WORK INSTRUCTION =>
Please return every line of the records below that contains the word "name".
'''
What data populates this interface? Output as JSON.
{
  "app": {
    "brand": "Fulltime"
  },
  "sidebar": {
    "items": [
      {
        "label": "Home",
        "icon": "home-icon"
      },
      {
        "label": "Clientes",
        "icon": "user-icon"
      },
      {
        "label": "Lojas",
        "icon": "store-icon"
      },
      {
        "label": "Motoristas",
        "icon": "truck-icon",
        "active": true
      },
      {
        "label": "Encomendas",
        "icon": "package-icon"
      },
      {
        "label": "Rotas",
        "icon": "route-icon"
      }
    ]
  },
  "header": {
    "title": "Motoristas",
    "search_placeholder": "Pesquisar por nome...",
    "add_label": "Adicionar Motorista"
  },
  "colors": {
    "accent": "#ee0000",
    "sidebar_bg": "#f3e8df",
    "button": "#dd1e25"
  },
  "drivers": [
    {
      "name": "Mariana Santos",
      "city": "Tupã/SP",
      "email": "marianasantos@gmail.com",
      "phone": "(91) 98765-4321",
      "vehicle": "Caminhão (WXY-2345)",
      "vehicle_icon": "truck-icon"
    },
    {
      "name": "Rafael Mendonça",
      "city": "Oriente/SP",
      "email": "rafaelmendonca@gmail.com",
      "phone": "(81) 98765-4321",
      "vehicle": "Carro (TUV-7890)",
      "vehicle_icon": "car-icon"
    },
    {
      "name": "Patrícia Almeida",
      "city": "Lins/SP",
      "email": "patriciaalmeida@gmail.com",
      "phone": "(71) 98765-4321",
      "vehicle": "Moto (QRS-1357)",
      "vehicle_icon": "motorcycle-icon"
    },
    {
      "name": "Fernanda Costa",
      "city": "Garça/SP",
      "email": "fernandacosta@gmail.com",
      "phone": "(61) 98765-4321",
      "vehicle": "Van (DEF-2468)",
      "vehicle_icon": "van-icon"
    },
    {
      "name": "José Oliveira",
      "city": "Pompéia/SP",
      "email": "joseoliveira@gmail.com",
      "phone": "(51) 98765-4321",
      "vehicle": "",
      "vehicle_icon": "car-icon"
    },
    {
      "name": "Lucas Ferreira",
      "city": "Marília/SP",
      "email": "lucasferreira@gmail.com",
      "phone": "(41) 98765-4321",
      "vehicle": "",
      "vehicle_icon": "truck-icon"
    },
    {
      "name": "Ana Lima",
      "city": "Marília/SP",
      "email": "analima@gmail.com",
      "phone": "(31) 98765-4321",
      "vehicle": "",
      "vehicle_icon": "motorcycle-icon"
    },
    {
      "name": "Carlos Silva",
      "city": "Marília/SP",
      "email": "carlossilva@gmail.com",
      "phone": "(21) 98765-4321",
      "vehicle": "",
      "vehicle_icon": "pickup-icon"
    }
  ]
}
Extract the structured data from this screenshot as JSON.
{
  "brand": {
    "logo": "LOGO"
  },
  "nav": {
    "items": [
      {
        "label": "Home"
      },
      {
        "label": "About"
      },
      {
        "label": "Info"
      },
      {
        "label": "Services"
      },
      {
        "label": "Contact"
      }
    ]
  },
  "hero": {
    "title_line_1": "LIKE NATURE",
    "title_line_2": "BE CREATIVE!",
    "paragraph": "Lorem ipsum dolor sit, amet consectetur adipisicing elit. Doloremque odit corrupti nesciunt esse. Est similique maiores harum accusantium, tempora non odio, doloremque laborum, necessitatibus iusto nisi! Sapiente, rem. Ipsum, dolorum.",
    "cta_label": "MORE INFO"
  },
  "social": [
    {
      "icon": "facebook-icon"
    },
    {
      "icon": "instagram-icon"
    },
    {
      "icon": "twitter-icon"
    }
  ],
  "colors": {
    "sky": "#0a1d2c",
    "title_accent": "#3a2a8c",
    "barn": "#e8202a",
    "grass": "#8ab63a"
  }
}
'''
ANSWER SPACE =>
      "name": "Mariana Santos",
      "name": "Rafael Mendonça",
      "name": "Patrícia Almeida",
      "name": "Fernanda Costa",
      "name": "José Oliveira",
      "name": "Lucas Ferreira",
      "name": "Ana Lima",
      "name": "Carlos Silva",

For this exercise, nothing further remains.